Records drawn from a dataset
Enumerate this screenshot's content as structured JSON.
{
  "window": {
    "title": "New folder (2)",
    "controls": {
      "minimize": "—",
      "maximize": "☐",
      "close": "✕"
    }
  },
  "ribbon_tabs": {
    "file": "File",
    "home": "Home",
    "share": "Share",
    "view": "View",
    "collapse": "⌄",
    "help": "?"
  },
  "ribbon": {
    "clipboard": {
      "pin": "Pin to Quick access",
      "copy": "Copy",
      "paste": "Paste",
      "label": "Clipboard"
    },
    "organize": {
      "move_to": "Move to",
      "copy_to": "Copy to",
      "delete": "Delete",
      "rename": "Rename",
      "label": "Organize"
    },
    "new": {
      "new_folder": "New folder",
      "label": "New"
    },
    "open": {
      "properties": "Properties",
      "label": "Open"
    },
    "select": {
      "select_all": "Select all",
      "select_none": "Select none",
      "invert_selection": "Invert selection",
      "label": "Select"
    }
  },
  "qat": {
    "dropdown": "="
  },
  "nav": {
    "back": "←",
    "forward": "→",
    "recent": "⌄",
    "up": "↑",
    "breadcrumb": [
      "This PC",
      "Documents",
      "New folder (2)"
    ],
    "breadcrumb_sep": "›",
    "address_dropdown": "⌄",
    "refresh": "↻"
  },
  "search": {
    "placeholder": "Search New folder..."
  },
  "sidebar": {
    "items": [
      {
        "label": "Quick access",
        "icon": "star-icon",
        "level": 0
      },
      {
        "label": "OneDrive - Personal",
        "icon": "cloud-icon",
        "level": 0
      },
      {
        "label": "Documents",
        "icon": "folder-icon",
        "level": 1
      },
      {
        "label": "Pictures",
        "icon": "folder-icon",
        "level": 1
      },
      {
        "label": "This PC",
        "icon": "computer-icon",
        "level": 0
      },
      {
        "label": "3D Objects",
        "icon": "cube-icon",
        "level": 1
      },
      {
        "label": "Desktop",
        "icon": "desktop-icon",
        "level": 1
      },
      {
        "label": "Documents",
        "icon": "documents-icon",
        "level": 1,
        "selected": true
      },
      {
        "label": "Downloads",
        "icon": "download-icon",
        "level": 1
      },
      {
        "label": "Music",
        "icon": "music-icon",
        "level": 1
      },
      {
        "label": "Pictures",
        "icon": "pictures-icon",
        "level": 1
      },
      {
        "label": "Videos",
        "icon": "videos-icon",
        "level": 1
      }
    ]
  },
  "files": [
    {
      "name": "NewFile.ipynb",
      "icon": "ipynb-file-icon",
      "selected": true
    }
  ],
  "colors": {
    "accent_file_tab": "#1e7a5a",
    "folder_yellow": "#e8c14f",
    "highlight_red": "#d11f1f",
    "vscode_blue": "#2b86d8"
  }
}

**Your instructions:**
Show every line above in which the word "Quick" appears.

**Expected output:**
      "pin": "Pin to Quick access",
        "label": "Quick access",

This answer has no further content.